**What is required**
From the listing below, pick out each line with the word "icon".
- - - - - - -
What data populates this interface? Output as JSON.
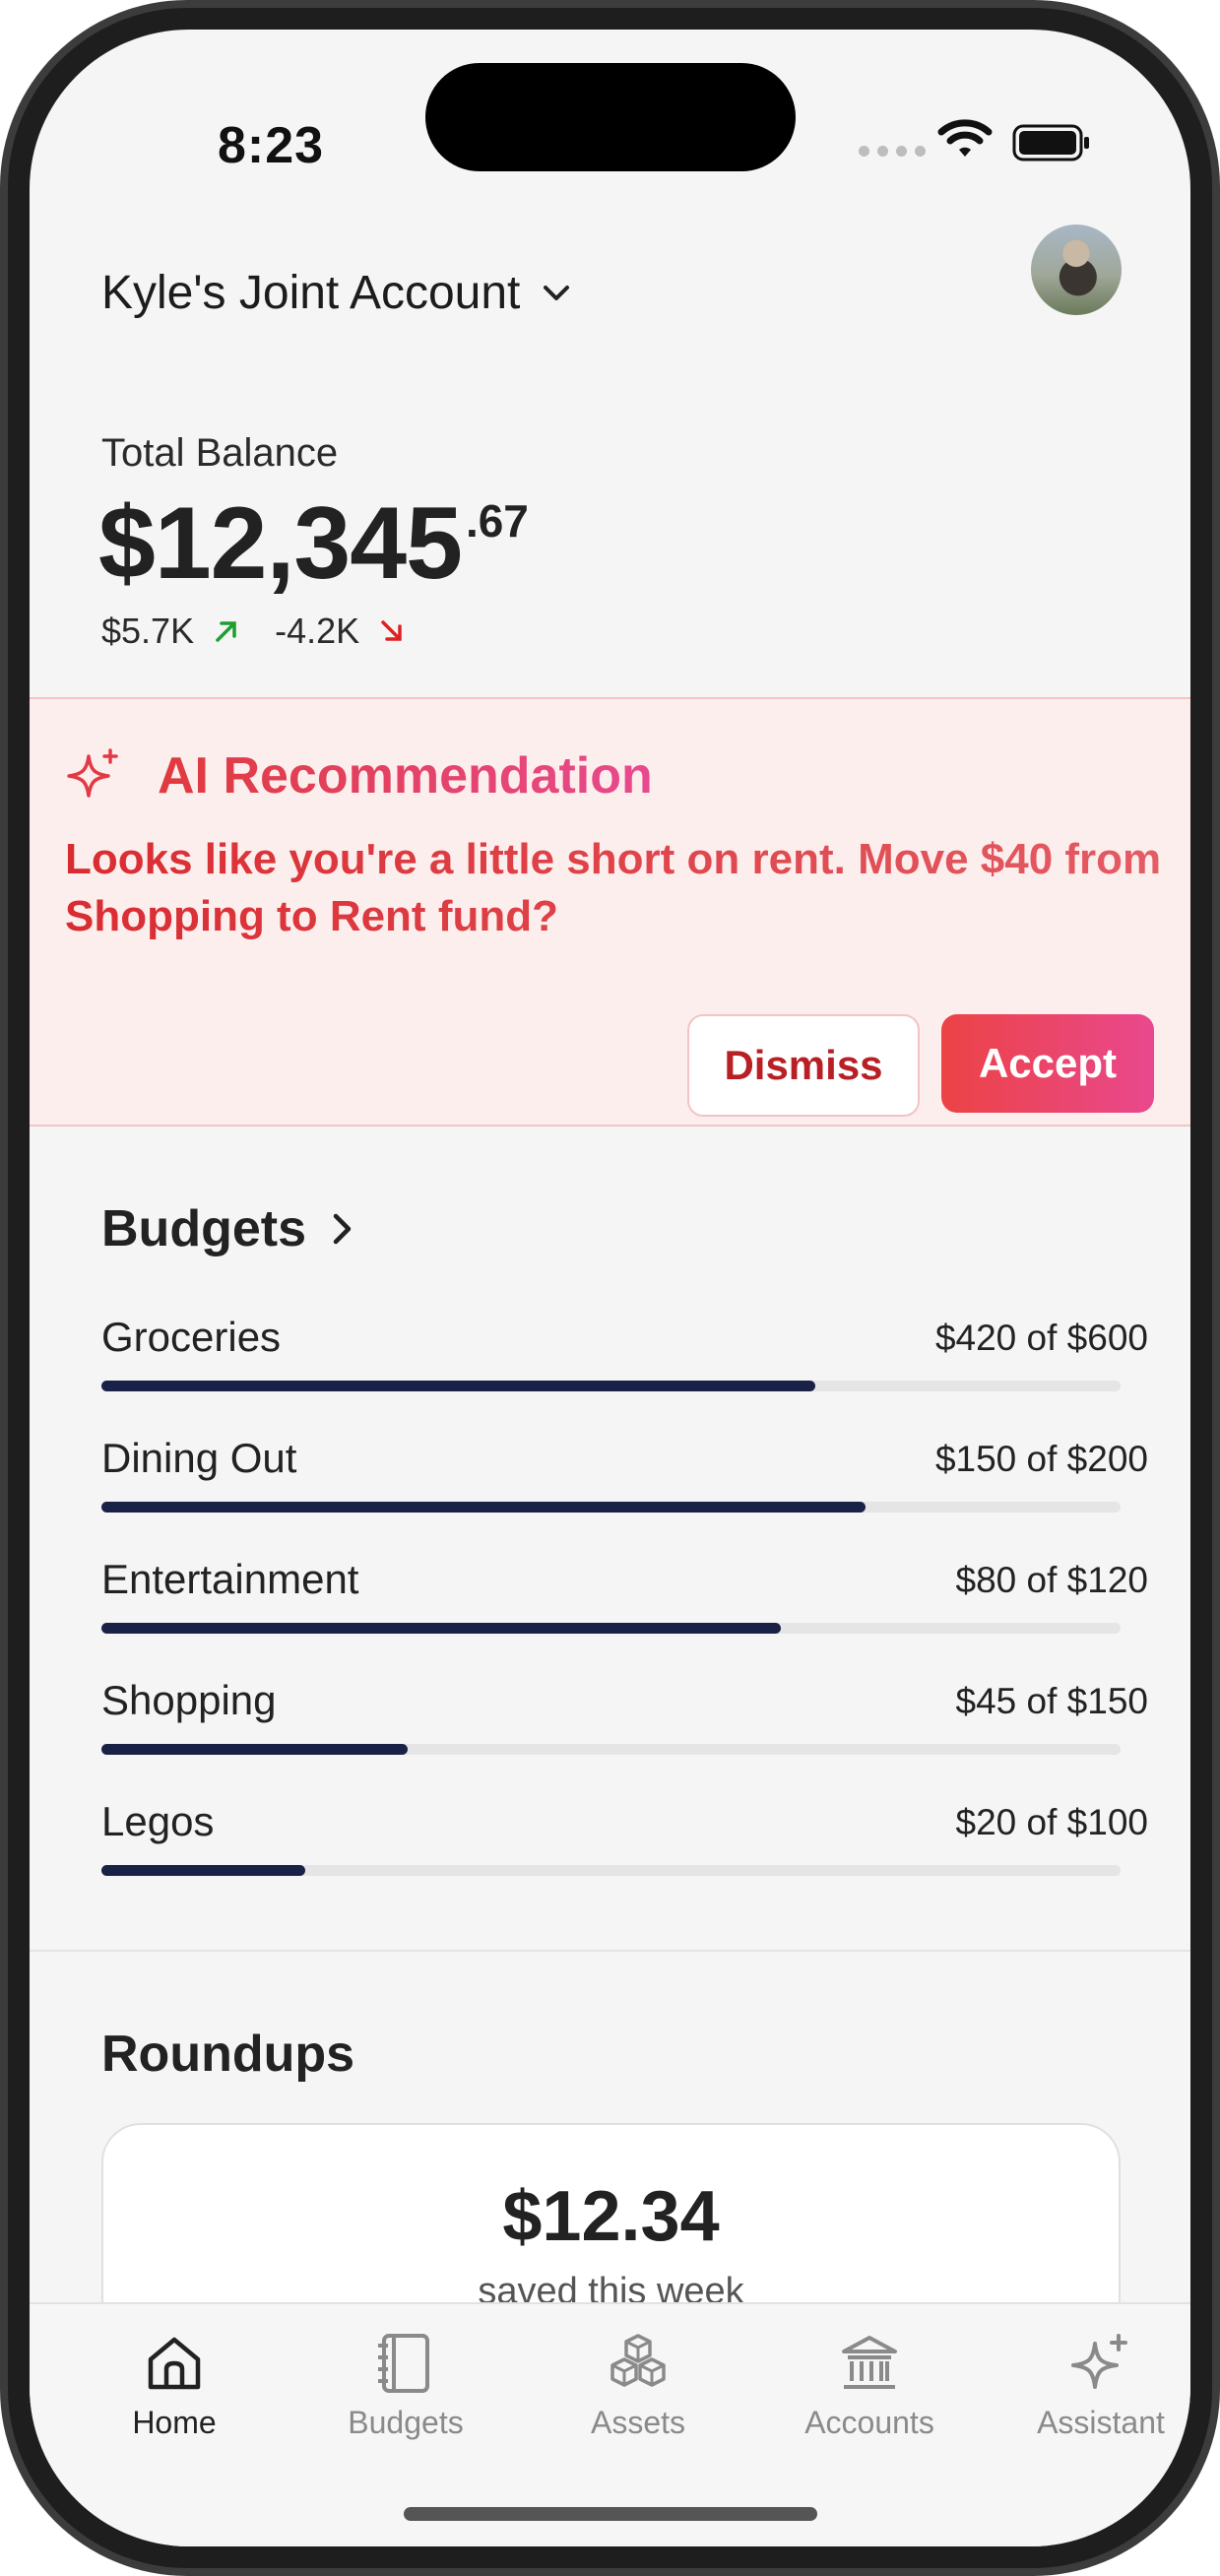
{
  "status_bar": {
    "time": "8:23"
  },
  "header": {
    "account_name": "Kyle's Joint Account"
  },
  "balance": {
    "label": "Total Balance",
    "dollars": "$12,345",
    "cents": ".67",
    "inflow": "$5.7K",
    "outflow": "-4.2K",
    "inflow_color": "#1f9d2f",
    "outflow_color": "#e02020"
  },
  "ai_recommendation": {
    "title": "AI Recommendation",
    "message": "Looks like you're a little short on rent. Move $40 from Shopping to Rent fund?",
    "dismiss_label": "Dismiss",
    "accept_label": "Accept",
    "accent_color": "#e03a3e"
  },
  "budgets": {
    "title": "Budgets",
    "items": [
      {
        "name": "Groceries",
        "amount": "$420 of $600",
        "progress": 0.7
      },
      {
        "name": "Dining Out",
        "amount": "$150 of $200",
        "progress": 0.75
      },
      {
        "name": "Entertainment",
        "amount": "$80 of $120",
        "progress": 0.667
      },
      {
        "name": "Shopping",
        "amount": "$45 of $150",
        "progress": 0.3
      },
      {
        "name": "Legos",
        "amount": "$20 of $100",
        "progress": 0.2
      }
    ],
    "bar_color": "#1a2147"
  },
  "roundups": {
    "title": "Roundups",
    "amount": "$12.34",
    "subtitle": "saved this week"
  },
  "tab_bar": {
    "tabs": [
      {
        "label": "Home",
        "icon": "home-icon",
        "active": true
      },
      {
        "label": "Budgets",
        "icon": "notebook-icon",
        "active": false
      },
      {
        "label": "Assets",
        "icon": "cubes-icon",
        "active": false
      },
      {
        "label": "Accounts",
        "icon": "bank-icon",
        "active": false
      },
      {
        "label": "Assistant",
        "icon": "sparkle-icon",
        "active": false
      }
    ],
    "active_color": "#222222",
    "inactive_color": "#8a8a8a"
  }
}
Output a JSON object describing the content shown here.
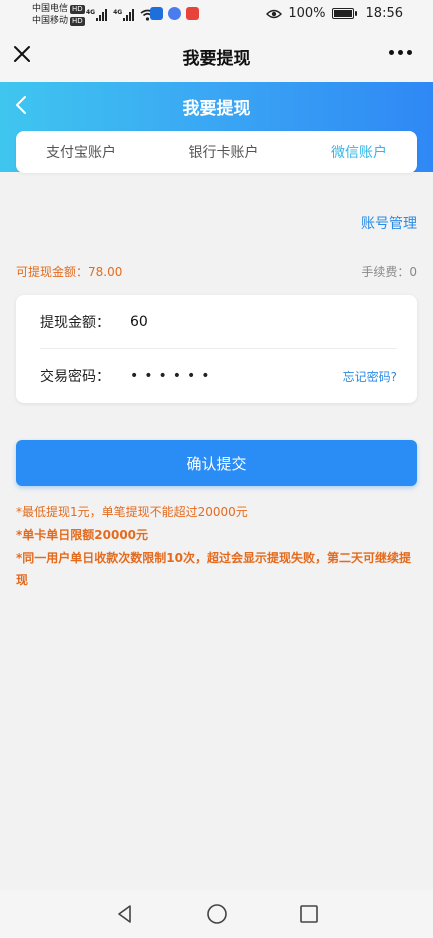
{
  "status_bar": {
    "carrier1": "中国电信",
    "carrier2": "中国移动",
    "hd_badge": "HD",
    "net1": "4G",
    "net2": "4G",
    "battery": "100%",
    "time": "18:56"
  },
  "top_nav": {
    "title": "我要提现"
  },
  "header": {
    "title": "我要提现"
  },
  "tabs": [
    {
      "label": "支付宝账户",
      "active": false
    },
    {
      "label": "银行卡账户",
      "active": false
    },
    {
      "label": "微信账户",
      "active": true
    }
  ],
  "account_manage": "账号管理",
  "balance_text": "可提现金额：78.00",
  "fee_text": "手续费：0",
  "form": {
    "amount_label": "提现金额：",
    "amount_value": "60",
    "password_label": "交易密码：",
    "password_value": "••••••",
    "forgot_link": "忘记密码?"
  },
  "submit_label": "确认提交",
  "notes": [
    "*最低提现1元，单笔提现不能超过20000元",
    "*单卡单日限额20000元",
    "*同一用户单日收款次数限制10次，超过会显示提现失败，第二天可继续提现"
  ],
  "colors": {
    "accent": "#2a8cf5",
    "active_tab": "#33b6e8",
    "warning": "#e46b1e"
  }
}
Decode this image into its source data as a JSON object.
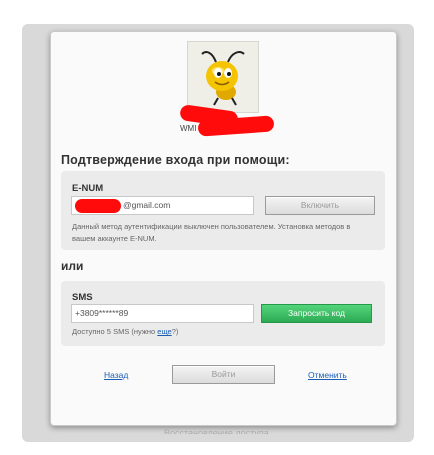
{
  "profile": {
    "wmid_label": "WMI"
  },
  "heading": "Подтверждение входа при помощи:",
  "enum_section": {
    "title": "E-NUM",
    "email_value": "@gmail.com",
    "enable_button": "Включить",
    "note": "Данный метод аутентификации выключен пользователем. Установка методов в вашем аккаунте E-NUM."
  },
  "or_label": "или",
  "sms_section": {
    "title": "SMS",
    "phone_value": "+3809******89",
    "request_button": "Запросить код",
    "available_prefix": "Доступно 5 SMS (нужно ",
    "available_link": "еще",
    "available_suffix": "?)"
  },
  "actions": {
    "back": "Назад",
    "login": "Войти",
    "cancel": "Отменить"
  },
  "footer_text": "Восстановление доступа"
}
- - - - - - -
**Result of this exercise**
        "icon": "home-icon",
        "icon": "notebook-icon",
        "icon": "cubes-icon",
        "icon": "bank-icon",
        "icon": "sparkle-icon",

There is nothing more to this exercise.